The benefits of the tax cuts have already surpassed what nearly all of the economic forecasters predicted. However, there is still fear that the Tax Cuts will only benefit the earnings of U.S. companies in 2018. We believe the tax cuts will continue to help U.S. companies be much more competitive globally and will save U.S. companies millions of dollars EVERY year. The big surprise that commentators should be talking about is that the tax cuts and reduced business regulations could lead to stronger than expected economic growth in the years to come.
5) European and other Geopolitical Fears:
European political uncertainty continues to weigh on European stocks. The never-ending Brexit debate continues and the European Union is demanding that Italy change their budget to reduce entitlement spending further and a decision is supposed to be reached in Italy today. If Italy refuses to change their budget the European Union may take the unprecedented step of demanding Italy take back, revise and resubmit its fiscal plan.
6) Midterm Elections:
President Donald Trump is intensifying his campaign ahead of the midterm elections and is making promises in a bid to ward off Democratic control of Congress. He doubled down on his promise for further tax cuts, saying there would be an additional 10 percent reduction for middle-income families. President Trump is also promising that the U.S. would outspend any other nation in building up its military defense to answer any challenge presented by Russia and China. President Trump is also taking a hard line on immigration, saying the U.S. may close the border temporarily and the U.S. may cut off foreign aid to Guatemala, Honduras and El Salvador as thousands of people march north from the region in search of a better life in America.
7) Saudi Arabia’s Involvement with the Murder of Jamal Khashoggi:
The Saudi Government has denied involvement but Investors are concerned because their explanation does not seem credible.
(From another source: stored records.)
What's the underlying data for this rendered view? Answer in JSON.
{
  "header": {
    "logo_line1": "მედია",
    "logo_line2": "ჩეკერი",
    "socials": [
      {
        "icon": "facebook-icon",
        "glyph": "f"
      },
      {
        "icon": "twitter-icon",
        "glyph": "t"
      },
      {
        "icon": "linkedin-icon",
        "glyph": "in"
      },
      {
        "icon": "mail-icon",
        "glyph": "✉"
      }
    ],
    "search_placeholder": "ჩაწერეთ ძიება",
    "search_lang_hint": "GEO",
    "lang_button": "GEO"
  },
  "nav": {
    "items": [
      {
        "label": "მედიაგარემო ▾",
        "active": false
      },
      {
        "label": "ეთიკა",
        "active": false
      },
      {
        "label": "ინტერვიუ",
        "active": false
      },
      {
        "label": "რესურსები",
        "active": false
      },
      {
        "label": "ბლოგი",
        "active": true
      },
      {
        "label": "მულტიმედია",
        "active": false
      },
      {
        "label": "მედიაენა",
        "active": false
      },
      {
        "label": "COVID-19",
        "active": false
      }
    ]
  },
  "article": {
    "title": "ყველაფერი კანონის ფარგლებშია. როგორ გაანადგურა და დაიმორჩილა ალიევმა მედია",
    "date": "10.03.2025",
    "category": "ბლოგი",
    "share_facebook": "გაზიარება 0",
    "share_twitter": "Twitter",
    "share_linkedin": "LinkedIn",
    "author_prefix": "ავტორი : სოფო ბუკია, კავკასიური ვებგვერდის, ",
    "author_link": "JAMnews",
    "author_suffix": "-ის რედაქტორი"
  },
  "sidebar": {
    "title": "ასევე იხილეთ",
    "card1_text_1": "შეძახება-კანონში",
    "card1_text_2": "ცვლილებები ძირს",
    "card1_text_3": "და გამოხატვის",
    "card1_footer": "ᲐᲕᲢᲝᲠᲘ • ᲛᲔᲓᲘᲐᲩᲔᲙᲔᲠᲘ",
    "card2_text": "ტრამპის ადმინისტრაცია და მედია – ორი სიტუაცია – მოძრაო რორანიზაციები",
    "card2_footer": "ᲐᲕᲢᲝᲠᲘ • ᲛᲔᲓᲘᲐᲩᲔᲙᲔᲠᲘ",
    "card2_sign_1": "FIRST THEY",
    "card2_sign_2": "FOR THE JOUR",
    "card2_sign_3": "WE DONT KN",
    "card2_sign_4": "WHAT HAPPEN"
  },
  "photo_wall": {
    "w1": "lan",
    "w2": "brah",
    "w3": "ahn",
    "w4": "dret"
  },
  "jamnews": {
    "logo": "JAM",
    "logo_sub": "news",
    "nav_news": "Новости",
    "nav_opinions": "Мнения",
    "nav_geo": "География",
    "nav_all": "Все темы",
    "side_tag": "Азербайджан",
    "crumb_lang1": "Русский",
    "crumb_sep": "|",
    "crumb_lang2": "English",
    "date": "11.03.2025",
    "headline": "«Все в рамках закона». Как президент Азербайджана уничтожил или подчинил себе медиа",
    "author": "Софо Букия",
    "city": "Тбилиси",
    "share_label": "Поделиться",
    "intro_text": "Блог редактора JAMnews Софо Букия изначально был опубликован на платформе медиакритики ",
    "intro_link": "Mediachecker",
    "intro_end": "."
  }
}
The timing of this incident is terrible for Saudi Arabia because they are hosting the Saudi Arabia Future Investment Initiative conference which begins today. Many countries have pulled out of the conference due to the murder of Khashoggi. Turkey’s President Recep Tayyip Erdogan is laying the blame for the death squarely at the door of Saudi authorities, dubbing it a planned operation. The markets are concerned that the U.S. and other allies of Saudi Arabia may impose sanctions or take more serious action against them which could have a destabilizing impact on the middle east. There is very little risk of a major conflict between the U.S. and Saudi Arabia over this but it is still weighing on the global markets because it creates uncertainty.
This is a bump in the road and it has created some excellent buying opportunities.
The media has, and will likely, continue to question whether this is the end of the bull market. It’s an easy story to push, as we are now in the longest economic recovery in history and the market is near all-time highs. The odds of a recession are still very low over the next few years, so it is hard to buy into this thinking that we are due for a recession simply because we have not had one in a long time. A recession is defined as two consecutive quarters of negative GDP growth. U.S. GDP growth is accelerating not declining and it is forecast to be over 3% during the remainder of 2018. We believe that many economists are underestimating the impact of the tax cuts and decreased business regulations and that we could see GDP growth in the U.S reach 4% in 2019.
Keep in mind that no bull market has ever died simply of old age. We believe that the recent sell-off has been irrational and it provides us with an opportunity to rebalance our portfolios to take advantage of mispricing in many asset classes.
PFA’s Investment Committee:
Jim Reding Bob Spindel
Ryan Powers Brad Combs
Matt Schaller Matt Kellerman